Exercise details :: Your answer must be the records below, reproduced exactly.

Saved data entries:
= = = = =
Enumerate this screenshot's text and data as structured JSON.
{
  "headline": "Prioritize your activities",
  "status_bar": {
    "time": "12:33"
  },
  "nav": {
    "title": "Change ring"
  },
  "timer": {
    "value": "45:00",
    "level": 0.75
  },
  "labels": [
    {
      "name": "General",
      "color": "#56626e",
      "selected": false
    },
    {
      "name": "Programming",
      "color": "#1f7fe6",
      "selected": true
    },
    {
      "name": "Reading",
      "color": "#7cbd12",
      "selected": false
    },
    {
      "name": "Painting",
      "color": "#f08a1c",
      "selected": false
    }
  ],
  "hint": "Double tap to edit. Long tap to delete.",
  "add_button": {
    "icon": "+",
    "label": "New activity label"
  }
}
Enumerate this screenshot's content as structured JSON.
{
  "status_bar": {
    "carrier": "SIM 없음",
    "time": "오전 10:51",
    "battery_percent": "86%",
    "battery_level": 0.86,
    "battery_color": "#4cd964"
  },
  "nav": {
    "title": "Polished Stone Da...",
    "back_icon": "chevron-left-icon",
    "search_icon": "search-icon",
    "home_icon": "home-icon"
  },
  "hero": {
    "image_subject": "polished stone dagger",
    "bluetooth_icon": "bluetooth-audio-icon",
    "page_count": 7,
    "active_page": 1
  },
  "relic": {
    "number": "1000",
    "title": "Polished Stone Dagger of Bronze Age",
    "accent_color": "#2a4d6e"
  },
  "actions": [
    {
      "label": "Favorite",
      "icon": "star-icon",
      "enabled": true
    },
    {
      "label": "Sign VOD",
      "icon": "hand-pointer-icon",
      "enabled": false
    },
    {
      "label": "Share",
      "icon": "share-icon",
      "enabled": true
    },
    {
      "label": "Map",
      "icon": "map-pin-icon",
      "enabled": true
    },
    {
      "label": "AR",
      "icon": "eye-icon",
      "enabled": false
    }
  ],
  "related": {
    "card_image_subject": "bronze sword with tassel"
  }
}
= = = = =
Finished task ::
Enumerate this screenshot's text and data as structured JSON.
{
  "headline": "Prioritize your activities",
  "status_bar": {
    "time": "12:33"
  },
  "nav": {
    "title": "Change ring"
  },
  "timer": {
    "value": "45:00",
    "level": 0.75
  },
  "labels": [
    {
      "name": "General",
      "color": "#56626e",
      "selected": false
    },
    {
      "name": "Programming",
      "color": "#1f7fe6",
      "selected": true
    },
    {
      "name": "Reading",
      "color": "#7cbd12",
      "selected": false
    },
    {
      "name": "Painting",
      "color": "#f08a1c",
      "selected": false
    }
  ],
  "hint": "Double tap to edit. Long tap to delete.",
  "add_button": {
    "icon": "+",
    "label": "New activity label"
  }
}
Enumerate this screenshot's content as structured JSON.
{
  "status_bar": {
    "carrier": "SIM 없음",
    "time": "오전 10:51",
    "battery_percent": "86%",
    "battery_level": 0.86,
    "battery_color": "#4cd964"
  },
  "nav": {
    "title": "Polished Stone Da...",
    "back_icon": "chevron-left-icon",
    "search_icon": "search-icon",
    "home_icon": "home-icon"
  },
  "hero": {
    "image_subject": "polished stone dagger",
    "bluetooth_icon": "bluetooth-audio-icon",
    "page_count": 7,
    "active_page": 1
  },
  "relic": {
    "number": "1000",
    "title": "Polished Stone Dagger of Bronze Age",
    "accent_color": "#2a4d6e"
  },
  "actions": [
    {
      "label": "Favorite",
      "icon": "star-icon",
      "enabled": true
    },
    {
      "label": "Sign VOD",
      "icon": "hand-pointer-icon",
      "enabled": false
    },
    {
      "label": "Share",
      "icon": "share-icon",
      "enabled": true
    },
    {
      "label": "Map",
      "icon": "map-pin-icon",
      "enabled": true
    },
    {
      "label": "AR",
      "icon": "eye-icon",
      "enabled": false
    }
  ],
  "related": {
    "card_image_subject": "bronze sword with tassel"
  }
}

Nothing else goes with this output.